Data records START
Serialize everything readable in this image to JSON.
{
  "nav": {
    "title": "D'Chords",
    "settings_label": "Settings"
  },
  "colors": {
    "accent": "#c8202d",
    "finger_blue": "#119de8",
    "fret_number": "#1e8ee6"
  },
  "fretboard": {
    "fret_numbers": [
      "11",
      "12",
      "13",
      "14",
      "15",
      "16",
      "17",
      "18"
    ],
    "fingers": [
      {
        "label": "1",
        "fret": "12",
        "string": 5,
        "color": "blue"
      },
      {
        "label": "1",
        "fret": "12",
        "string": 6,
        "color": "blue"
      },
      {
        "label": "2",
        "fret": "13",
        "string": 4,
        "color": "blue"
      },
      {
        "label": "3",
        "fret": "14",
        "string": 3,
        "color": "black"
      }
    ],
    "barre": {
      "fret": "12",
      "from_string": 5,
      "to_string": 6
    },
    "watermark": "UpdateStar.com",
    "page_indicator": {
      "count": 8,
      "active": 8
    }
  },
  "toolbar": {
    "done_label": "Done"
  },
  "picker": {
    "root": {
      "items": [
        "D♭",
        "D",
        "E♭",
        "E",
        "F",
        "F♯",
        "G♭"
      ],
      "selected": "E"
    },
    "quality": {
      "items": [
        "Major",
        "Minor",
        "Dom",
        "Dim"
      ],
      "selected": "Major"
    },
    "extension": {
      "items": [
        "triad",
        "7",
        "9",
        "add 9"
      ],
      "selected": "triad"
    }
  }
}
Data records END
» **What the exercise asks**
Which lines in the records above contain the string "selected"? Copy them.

» **Written response**
      "selected": "E"
      "selected": "Major"
      "selected": "triad"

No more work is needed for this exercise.